§ **Exercise requirements**:
Could you count the lines below that include the word "JSON" and give only the number?

§ **Dataset items**:
_ _ _ _ _ _ _
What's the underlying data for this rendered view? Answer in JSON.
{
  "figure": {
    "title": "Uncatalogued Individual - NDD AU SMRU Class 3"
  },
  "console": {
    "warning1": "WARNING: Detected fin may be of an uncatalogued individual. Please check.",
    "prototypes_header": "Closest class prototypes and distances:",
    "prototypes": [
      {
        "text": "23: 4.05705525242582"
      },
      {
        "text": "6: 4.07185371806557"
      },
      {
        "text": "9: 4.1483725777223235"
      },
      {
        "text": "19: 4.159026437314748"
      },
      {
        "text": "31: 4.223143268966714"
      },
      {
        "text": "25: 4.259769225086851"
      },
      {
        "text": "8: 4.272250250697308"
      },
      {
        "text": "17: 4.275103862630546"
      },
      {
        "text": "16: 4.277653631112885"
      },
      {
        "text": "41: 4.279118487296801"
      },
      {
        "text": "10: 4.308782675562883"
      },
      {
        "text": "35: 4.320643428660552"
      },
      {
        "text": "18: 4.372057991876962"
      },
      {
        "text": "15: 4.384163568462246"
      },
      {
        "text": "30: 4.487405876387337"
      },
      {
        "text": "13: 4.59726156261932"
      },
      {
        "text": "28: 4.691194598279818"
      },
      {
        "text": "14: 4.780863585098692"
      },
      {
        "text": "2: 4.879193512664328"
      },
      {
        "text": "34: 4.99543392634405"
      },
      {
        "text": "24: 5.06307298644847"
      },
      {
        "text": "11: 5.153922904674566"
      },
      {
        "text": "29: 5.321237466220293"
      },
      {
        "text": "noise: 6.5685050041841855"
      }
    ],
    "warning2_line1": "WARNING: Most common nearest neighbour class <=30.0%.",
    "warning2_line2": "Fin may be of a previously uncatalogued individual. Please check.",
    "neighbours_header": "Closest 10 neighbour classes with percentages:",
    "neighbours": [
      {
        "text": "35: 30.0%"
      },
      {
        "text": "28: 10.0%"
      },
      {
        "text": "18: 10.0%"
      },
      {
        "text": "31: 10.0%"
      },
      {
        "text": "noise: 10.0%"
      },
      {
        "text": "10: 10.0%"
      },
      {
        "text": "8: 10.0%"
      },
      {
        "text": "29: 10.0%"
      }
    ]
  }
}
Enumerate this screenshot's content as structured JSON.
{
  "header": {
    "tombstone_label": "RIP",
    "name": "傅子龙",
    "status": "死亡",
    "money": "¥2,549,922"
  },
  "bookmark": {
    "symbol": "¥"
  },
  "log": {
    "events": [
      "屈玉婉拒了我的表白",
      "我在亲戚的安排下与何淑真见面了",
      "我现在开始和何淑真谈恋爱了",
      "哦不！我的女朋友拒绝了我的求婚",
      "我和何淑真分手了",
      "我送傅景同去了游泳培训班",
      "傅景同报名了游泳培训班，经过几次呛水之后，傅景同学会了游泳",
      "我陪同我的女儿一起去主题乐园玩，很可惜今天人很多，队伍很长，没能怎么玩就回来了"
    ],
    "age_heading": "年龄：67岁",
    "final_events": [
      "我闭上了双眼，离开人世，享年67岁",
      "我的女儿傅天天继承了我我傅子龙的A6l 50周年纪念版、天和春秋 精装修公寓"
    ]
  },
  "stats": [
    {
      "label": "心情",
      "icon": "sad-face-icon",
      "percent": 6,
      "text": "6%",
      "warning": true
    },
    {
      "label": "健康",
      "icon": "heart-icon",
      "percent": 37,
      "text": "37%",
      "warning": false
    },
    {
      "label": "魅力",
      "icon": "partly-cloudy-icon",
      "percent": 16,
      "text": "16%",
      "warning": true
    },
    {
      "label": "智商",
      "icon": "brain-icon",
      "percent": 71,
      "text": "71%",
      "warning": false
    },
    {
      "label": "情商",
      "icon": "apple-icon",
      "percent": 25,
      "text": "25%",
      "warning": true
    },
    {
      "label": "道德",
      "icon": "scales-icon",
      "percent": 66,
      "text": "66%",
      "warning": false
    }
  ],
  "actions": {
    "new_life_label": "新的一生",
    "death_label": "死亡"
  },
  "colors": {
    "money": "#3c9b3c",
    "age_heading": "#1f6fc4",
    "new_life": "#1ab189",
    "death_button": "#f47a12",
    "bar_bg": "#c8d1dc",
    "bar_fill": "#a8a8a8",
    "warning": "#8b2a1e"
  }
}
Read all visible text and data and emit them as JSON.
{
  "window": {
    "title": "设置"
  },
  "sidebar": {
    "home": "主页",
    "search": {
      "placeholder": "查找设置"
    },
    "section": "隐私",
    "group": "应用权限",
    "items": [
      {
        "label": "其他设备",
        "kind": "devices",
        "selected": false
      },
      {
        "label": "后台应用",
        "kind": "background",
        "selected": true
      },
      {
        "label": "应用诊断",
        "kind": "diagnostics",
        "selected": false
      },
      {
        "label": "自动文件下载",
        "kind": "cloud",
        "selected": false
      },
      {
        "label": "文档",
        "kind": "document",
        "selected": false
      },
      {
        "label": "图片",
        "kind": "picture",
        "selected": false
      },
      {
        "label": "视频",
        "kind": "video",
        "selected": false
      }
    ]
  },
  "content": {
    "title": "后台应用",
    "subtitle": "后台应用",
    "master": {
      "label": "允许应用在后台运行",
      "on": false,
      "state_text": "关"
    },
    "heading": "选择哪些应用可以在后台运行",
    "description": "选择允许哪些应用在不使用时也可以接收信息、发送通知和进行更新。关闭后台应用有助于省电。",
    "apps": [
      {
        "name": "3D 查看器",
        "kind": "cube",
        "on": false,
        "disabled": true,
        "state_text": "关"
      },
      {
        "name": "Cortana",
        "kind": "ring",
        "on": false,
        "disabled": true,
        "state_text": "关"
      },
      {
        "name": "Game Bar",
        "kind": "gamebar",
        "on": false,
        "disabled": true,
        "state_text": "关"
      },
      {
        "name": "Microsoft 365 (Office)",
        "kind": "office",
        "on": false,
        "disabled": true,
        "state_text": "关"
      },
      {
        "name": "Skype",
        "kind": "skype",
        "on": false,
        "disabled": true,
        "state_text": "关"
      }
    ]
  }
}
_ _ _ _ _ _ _
§ **Task solution**:
3